EXERCISE BRIEF — Using the data below, tally the lines that include the string "glyph". Only the number is wanted.

Records from a collection —
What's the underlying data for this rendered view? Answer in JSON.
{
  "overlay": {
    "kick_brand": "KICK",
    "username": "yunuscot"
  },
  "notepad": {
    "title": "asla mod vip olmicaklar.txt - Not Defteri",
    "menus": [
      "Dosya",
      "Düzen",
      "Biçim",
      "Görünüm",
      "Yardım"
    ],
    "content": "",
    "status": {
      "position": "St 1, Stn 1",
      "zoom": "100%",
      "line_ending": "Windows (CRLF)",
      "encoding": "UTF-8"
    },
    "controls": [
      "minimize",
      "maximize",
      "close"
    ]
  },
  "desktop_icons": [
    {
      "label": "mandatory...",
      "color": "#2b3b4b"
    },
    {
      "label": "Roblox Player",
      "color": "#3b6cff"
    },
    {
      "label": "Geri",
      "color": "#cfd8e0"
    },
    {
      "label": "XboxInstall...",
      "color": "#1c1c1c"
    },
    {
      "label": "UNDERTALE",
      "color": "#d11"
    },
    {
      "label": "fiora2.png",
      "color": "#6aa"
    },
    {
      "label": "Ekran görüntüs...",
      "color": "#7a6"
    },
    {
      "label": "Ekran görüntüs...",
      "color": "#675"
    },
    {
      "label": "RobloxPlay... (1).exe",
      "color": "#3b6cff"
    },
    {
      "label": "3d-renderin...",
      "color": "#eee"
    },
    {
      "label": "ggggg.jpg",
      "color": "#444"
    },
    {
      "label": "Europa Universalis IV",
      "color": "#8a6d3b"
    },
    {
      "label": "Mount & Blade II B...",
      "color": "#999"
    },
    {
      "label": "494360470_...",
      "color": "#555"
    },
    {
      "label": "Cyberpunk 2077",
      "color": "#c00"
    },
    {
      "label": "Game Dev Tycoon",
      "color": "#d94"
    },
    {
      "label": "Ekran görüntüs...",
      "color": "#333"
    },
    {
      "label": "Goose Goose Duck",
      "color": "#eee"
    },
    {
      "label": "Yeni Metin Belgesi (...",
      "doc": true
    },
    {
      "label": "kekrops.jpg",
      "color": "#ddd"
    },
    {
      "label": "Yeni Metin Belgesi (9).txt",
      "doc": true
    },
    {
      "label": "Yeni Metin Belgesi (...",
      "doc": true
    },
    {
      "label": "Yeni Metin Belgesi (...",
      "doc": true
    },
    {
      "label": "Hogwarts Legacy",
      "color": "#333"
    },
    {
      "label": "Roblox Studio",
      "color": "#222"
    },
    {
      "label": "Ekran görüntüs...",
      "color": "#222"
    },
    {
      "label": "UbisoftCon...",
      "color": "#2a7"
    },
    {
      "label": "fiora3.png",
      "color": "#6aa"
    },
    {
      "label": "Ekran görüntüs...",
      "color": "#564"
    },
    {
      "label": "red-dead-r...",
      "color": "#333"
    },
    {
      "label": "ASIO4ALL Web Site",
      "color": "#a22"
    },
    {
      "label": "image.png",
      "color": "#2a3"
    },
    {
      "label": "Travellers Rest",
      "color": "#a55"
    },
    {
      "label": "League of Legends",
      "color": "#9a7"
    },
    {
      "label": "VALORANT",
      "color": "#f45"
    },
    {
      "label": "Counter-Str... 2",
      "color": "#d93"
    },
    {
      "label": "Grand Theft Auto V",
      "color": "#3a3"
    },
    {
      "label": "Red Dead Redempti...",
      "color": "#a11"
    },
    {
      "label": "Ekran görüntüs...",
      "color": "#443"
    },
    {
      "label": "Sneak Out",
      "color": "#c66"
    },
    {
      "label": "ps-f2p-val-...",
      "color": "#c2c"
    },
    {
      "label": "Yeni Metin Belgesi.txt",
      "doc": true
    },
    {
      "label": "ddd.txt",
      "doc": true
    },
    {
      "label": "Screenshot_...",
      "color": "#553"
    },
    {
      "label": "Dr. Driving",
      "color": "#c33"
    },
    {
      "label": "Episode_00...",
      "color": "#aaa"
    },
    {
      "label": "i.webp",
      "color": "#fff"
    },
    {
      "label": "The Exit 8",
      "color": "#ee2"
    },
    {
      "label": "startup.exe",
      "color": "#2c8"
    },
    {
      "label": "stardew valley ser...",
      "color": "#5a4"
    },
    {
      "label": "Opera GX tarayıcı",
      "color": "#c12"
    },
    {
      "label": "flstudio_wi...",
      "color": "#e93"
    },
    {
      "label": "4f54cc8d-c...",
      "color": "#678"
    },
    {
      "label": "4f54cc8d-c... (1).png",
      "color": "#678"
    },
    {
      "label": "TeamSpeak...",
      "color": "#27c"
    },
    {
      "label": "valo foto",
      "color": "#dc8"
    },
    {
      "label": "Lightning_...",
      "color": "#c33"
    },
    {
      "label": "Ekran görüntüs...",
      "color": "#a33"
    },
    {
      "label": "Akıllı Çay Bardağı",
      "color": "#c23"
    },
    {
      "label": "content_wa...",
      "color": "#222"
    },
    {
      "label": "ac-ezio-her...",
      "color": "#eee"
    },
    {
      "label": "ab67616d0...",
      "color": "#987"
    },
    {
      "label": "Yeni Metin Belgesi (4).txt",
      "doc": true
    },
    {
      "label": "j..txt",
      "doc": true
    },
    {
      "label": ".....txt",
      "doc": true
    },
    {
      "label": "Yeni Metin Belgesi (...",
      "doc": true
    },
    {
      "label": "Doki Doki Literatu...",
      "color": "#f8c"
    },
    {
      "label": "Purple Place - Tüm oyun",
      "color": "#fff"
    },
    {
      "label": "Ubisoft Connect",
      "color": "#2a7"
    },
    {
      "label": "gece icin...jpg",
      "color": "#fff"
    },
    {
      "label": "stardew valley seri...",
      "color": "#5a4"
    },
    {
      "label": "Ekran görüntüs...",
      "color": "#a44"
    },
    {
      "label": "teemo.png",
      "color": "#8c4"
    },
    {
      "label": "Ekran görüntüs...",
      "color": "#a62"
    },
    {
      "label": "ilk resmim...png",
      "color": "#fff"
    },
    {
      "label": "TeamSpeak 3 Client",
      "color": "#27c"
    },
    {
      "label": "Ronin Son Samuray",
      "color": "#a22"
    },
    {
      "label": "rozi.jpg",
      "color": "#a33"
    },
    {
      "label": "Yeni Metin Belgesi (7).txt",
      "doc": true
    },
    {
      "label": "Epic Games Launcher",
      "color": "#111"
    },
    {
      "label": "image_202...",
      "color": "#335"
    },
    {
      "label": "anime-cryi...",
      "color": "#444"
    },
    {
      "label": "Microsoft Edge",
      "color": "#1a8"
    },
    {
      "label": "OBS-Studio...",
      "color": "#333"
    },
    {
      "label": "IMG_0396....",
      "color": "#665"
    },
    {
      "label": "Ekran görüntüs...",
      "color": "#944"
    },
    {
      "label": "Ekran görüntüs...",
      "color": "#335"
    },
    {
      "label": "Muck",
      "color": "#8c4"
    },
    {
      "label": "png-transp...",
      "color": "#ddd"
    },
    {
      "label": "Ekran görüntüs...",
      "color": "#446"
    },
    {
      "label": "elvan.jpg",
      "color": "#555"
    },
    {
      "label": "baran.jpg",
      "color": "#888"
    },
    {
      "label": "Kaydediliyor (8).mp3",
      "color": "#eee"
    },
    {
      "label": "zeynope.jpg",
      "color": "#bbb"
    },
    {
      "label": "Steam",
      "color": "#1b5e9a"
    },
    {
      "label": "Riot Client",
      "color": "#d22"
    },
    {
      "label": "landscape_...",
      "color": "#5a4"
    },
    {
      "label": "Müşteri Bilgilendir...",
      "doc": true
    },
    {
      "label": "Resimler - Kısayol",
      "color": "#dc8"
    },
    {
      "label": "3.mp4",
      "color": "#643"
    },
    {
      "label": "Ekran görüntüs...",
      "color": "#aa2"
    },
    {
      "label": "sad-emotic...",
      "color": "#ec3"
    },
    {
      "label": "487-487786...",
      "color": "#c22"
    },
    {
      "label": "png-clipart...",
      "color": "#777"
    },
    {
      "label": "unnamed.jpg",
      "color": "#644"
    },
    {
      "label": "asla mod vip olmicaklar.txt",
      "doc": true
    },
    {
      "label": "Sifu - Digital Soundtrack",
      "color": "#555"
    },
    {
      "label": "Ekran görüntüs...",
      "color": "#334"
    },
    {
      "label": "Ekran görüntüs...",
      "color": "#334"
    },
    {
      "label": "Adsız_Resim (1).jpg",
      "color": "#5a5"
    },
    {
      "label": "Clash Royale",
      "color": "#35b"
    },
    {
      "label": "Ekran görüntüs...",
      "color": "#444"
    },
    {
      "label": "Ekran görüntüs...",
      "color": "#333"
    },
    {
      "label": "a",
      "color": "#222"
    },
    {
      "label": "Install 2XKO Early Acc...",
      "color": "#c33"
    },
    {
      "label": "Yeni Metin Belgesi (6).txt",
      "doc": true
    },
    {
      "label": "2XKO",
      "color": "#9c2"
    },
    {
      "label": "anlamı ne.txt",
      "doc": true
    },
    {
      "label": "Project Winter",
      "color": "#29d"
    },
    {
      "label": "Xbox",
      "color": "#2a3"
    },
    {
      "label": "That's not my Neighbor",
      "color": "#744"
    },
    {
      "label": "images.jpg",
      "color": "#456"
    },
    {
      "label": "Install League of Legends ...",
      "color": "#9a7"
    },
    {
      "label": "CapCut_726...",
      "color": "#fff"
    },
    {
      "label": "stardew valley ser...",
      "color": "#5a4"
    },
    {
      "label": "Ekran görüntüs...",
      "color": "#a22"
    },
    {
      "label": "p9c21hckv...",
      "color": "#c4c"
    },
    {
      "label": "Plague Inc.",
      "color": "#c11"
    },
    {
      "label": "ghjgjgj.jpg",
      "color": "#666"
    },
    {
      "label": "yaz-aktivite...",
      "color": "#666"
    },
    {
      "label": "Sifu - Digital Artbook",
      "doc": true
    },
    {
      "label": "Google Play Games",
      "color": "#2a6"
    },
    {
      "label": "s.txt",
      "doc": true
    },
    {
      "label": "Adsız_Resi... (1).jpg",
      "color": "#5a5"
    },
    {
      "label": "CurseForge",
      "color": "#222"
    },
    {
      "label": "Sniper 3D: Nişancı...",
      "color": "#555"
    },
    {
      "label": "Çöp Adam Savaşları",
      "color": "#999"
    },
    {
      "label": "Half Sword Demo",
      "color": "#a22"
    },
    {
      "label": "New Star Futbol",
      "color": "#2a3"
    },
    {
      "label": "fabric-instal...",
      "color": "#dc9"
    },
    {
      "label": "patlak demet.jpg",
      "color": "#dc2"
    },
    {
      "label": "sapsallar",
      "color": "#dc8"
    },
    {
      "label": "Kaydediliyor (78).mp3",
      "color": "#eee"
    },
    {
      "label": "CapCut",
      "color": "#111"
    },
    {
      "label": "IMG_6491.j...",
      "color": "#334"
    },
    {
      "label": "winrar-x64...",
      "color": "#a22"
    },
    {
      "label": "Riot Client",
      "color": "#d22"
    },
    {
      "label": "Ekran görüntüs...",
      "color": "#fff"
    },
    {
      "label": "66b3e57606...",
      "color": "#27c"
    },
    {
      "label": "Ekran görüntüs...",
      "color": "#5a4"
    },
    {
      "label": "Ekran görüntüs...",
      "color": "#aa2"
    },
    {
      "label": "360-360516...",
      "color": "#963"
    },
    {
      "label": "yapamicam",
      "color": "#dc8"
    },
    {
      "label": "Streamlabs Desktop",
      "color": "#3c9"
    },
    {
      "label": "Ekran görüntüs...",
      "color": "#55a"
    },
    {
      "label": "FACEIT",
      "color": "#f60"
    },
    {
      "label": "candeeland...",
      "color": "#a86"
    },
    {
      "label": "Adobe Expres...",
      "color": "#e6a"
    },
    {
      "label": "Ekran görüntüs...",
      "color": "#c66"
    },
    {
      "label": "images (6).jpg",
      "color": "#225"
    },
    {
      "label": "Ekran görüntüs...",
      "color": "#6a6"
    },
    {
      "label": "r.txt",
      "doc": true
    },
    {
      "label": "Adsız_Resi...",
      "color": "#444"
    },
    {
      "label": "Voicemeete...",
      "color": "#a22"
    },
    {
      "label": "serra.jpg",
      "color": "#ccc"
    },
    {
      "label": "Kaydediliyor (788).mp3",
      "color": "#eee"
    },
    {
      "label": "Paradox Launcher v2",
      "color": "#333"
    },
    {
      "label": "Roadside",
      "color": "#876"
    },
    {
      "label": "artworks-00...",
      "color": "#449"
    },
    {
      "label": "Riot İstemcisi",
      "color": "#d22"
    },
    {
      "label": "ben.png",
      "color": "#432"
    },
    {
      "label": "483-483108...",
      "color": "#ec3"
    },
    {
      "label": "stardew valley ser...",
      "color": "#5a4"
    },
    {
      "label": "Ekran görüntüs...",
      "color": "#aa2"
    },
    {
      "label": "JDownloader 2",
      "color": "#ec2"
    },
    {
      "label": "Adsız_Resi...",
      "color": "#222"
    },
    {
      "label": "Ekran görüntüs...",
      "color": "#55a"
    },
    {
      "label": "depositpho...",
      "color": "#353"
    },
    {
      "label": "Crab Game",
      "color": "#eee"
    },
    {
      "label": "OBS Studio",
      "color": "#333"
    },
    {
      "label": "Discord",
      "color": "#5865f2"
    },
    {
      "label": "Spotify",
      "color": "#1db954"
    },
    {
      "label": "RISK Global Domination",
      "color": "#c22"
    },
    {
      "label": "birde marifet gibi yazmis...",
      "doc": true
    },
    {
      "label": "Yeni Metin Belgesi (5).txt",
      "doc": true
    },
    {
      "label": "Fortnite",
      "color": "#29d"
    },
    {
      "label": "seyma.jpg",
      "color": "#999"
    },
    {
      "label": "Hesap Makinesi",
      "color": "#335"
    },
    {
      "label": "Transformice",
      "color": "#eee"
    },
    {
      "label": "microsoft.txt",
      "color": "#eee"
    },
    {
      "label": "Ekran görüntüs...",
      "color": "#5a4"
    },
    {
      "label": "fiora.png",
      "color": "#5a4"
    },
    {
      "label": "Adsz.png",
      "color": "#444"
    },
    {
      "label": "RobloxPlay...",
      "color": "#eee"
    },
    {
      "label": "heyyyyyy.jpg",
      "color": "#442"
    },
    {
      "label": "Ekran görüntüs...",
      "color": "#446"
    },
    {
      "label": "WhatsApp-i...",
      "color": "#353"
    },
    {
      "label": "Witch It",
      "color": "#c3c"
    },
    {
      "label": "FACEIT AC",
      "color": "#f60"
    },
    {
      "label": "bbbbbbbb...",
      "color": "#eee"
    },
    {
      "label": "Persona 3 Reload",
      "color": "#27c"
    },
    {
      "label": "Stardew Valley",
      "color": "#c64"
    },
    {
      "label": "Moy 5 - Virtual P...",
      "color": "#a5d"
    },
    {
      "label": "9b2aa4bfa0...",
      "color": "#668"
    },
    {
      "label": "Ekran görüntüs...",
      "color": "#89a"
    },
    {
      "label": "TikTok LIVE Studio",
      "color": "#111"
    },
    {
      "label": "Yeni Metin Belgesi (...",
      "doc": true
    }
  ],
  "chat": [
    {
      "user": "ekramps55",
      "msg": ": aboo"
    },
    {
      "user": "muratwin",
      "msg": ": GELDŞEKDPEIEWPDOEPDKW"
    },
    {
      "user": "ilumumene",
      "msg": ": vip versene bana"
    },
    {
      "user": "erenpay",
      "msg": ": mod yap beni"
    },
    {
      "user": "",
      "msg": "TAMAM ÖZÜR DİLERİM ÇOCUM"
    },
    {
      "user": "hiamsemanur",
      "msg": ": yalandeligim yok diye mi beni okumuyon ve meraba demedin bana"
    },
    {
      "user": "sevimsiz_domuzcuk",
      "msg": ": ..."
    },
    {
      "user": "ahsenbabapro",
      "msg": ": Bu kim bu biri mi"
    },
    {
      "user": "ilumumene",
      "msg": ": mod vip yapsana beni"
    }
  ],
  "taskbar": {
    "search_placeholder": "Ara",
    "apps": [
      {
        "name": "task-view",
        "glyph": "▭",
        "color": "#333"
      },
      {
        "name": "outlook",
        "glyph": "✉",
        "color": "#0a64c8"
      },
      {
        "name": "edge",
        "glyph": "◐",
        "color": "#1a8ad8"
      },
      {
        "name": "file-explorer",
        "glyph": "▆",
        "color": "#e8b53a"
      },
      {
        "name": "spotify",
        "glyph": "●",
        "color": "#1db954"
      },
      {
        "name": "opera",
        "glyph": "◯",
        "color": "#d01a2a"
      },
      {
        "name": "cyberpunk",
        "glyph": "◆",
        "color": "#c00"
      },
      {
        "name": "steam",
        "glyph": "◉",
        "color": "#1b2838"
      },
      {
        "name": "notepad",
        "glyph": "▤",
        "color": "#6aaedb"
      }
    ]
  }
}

ANSWER TO THIS TASK — 9